[Web page and app entries]
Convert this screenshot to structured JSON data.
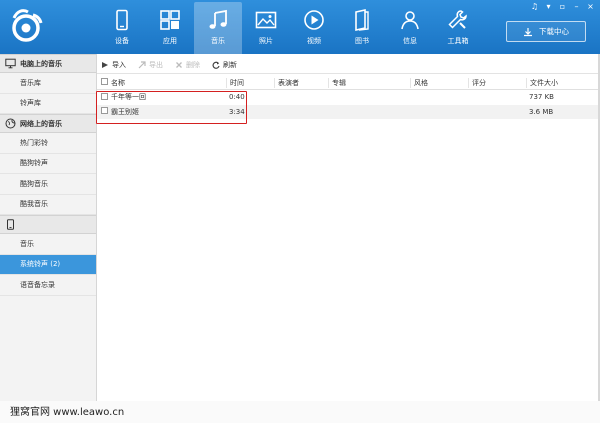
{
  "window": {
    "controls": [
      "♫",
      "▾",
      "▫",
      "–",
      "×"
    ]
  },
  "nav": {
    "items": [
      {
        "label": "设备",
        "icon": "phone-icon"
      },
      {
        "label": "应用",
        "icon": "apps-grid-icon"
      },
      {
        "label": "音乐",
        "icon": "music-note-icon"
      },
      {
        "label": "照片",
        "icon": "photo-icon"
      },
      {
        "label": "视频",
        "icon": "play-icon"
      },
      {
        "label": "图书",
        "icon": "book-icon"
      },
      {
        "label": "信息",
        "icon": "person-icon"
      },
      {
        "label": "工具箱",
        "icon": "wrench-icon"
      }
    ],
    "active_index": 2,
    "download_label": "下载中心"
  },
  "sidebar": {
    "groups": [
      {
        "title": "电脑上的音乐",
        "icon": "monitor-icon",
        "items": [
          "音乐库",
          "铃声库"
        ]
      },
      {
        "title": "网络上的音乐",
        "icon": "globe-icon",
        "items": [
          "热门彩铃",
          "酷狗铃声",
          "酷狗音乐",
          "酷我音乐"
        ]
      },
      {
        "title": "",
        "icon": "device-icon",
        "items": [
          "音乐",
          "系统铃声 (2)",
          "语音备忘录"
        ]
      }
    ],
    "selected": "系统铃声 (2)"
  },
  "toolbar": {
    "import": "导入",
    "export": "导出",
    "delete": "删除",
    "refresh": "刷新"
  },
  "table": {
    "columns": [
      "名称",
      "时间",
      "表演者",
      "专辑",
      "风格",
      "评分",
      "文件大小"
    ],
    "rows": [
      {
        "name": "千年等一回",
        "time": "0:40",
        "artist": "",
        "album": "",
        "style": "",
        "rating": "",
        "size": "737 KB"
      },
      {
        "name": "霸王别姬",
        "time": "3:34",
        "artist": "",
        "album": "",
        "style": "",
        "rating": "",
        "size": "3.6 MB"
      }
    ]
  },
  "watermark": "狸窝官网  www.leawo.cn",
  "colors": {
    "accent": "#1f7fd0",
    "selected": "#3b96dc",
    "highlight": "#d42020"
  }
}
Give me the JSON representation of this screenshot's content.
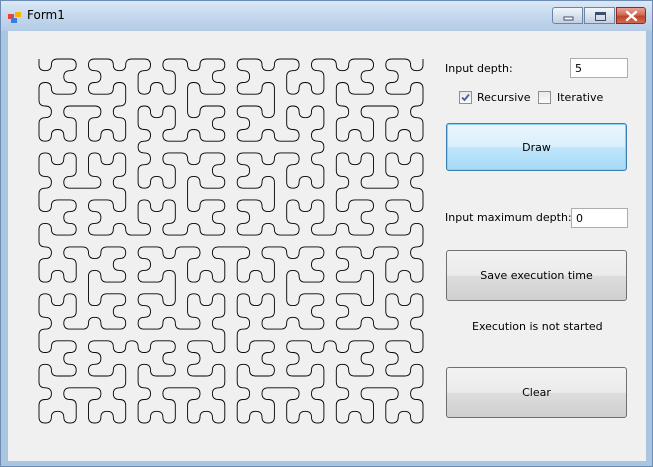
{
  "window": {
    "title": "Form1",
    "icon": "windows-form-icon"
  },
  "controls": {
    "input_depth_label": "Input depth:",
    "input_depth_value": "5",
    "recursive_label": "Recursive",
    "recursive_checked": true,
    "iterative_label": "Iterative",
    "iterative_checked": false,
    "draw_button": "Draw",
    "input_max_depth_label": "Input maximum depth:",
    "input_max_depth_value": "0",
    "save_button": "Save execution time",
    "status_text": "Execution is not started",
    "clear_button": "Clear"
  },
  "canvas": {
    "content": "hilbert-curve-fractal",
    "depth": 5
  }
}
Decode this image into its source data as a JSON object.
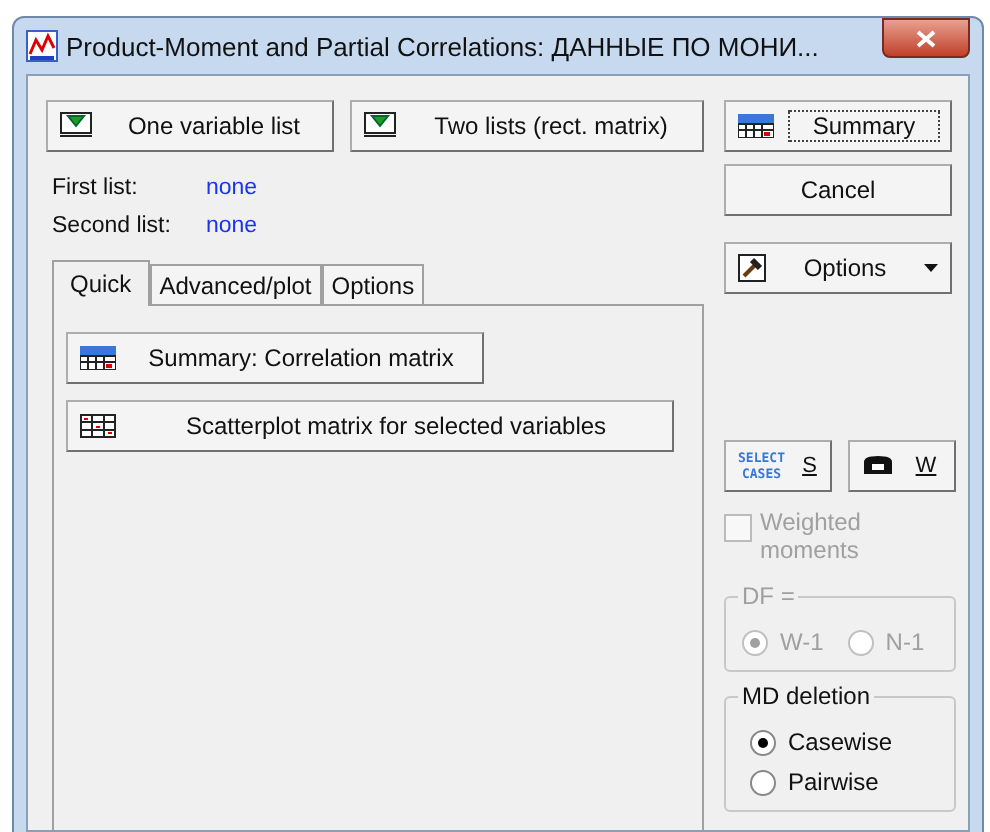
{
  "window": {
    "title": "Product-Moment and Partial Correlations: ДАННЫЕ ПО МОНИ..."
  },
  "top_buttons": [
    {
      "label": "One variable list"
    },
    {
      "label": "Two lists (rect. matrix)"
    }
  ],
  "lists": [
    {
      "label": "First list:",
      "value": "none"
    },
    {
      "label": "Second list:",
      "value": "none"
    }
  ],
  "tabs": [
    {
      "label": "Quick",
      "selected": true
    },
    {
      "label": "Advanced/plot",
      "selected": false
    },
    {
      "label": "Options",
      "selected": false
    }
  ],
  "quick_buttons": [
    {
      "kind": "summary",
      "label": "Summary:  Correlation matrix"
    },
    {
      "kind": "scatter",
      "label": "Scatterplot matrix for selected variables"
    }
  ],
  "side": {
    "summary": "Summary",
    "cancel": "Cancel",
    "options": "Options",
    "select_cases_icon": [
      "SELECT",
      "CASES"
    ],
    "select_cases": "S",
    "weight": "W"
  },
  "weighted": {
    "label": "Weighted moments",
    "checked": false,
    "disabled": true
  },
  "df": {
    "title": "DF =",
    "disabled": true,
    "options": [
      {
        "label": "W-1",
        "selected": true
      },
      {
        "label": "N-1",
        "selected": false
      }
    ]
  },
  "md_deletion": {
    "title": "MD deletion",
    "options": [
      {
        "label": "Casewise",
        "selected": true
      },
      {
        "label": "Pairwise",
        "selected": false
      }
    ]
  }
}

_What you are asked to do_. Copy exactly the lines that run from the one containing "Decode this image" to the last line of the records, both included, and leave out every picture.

_Result of the task_.
Decode this image into its source data as a JSON object.
{
  "window": {
    "title": "Product-Moment and Partial Correlations: ДАННЫЕ ПО МОНИ..."
  },
  "top_buttons": [
    {
      "label": "One variable list"
    },
    {
      "label": "Two lists (rect. matrix)"
    }
  ],
  "lists": [
    {
      "label": "First list:",
      "value": "none"
    },
    {
      "label": "Second list:",
      "value": "none"
    }
  ],
  "tabs": [
    {
      "label": "Quick",
      "selected": true
    },
    {
      "label": "Advanced/plot",
      "selected": false
    },
    {
      "label": "Options",
      "selected": false
    }
  ],
  "quick_buttons": [
    {
      "kind": "summary",
      "label": "Summary:  Correlation matrix"
    },
    {
      "kind": "scatter",
      "label": "Scatterplot matrix for selected variables"
    }
  ],
  "side": {
    "summary": "Summary",
    "cancel": "Cancel",
    "options": "Options",
    "select_cases_icon": [
      "SELECT",
      "CASES"
    ],
    "select_cases": "S",
    "weight": "W"
  },
  "weighted": {
    "label": "Weighted moments",
    "checked": false,
    "disabled": true
  },
  "df": {
    "title": "DF =",
    "disabled": true,
    "options": [
      {
        "label": "W-1",
        "selected": true
      },
      {
        "label": "N-1",
        "selected": false
      }
    ]
  },
  "md_deletion": {
    "title": "MD deletion",
    "options": [
      {
        "label": "Casewise",
        "selected": true
      },
      {
        "label": "Pairwise",
        "selected": false
      }
    ]
  }
}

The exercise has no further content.